Deva Boone, MD is the founder of the Southwest Parathyroid Center. As one of the most experienced parathyroid surgeons in the U.S., she has treated thousands of patients with parathyroid conditions.

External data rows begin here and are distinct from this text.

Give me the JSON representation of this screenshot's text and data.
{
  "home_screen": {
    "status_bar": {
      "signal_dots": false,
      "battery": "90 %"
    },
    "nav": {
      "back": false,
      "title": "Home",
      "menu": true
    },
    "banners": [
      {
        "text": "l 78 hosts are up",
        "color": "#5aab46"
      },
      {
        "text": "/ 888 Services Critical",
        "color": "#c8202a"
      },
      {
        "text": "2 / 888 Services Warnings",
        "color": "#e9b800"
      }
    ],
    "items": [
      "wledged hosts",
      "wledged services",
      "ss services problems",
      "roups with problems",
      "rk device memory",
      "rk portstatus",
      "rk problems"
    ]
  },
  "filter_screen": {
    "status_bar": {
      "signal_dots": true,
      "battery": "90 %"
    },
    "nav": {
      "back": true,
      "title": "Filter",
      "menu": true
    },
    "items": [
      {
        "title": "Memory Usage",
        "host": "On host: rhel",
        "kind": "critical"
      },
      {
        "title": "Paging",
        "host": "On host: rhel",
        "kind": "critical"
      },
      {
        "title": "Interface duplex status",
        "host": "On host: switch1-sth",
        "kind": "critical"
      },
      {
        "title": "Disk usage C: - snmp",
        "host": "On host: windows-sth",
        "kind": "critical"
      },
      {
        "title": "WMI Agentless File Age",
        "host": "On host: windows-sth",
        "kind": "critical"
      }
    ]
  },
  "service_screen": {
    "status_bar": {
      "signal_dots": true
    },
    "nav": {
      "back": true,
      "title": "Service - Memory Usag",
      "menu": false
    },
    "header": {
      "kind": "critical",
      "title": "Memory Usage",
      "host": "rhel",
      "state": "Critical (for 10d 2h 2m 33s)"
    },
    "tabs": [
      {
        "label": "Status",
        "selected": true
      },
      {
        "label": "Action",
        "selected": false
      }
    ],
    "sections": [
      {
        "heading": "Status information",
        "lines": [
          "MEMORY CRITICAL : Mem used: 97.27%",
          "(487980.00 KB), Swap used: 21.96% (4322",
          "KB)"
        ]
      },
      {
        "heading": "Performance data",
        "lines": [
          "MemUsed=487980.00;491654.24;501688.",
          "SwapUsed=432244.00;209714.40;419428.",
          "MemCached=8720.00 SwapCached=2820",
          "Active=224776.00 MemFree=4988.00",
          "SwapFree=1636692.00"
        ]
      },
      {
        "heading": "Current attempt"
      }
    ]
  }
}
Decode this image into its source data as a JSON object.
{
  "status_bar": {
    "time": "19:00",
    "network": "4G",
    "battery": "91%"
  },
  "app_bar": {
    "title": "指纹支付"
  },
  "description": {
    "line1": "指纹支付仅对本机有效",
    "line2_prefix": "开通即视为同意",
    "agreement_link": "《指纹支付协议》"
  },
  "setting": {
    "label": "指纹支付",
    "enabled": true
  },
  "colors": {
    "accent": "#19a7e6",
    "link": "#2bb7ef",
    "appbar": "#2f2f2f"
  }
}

I would need to know what the actual calcium levels were. Sometimes what is called “high-normal calcium” is actually too high. Adults over about age 40 will generally have calcium levels at or below 10.0 mg/dl (or 2.5 mmol/L). If it is persistently above that, then primary hyperparathyroidism is possible – we would need to also check a PTH (parathyroid hormone) level to confirm.   If your results are consistently in the high 9s – what I would call a true “high normal” then that is normal. It is very unlikely in this case that primary hyperparathyroidism is present.   You can always request your actual lab results from your physicians. They are your results, and I encourage everyone to keep their own copies of their results. If you have the results, look at the actual calcium level. It will usually be within a set of labs called “Basic Metabolic Panel” or “Comprehensive Metabolic Panel.”

Normal calcium Primary HPT Diagnosis